Just as I get ready to go to bed tonight, I get a text from Daiyaan: “Dad, I am sorry I was being rude and selfish earlier; I will do whatever you do, or want to do, on Father’s Day. I just want to spend the day with you”. As I read the text over and over, a tear swells up in my eye and a smile covers my heart.

Daiyaan and Dad at Holiday Party Dec 2011

I close my eyes and visualize my Dad again. As if, I can see him laughing this time, telling me, “See, you have nothing to worry about!”

Thanks, Pops, for being with me. I want you here, on all my Father’s Days.

Shania and Dad June 2012

A Father’s Moment: A Daughter’s Letter on Father’s Day: June 2011

Father's Day with my three beautiful daughters!

It’s already been an amazing day. I woke up to hugs and kisses; a great brunch with amazing Eggs Benedict and my favorite roast beef, followed by a boat ride, swimming in the pool and now dinner at a famous burger joint! All with my most favorite people in the world. What an experience!

The best gift is the personal letter that my sixteen-year old gave me this morning:

Dear Daddy,

This past year has been incredibly tough, but we are getting through it all. I always knew I was Daddy’s “little girl”, but in the recent events, we have gotten much closer.

I can honestly say that if I did not have a Dad as caring and loving as you are, one that understands and only wants the best for me, I don’t know if I would have been able to get through the past 9 months.

Our retail therapy shopping is the best; our father/daughter movie/dinner dates are always fun. I love spending time with you and most of all, that we get along. Most fathers and daughters would never be able to even understand how close we are; they could never imagine having our kind of a relationship. I can’t name one friend who puts their best friend on the speaker in front of their Dad while they are fighting!

I love that you are so easy to talk to and you always understand where I am coming from. I love you Daddy, your are MY BEST FRIEND.

Happy Father’s Day

Daiyaan”

I used to always believe that Father’s/Mother’s Day are Hallmark created events that are designed for increased merchandising. I know in my heart, that partially that’s true. Every day is Mother’s or Father’s day in my universe.
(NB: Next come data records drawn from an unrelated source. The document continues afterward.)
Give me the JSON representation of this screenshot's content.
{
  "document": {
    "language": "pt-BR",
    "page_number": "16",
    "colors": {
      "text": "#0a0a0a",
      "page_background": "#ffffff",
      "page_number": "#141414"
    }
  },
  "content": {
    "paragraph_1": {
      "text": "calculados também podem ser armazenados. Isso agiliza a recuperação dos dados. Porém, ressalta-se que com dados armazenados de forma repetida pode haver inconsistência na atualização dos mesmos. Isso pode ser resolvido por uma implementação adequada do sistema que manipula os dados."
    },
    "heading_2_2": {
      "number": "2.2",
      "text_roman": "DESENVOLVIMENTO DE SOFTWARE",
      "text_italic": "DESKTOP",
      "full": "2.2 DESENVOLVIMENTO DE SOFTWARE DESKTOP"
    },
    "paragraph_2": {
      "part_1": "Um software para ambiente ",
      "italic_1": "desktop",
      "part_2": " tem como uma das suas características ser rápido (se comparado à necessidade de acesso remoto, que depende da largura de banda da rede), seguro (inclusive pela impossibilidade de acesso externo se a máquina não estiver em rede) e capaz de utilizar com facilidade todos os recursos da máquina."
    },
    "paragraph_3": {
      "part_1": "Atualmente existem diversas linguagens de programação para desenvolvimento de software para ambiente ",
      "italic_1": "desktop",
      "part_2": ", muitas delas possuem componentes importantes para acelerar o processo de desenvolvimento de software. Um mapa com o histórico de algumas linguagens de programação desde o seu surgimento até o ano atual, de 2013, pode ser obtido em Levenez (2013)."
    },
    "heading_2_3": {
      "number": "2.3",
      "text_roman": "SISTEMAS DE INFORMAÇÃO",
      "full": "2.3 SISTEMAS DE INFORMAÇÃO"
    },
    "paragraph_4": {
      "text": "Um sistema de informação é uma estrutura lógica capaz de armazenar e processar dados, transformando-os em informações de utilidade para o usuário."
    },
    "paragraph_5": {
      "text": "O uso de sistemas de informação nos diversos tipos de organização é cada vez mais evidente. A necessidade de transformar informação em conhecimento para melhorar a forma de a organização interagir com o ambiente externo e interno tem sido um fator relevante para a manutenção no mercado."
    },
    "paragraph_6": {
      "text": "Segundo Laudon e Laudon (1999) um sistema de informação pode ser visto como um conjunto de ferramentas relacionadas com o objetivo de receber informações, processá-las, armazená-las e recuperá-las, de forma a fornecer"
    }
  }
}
However, on this Sunday afternoon, I look outside at the Paradise we live in, and count the blessings in our lives.

I still cherish the gift of these beautiful children, in my life. Thank you God, for giving me the privilege to be a father and enjoying this amazing day!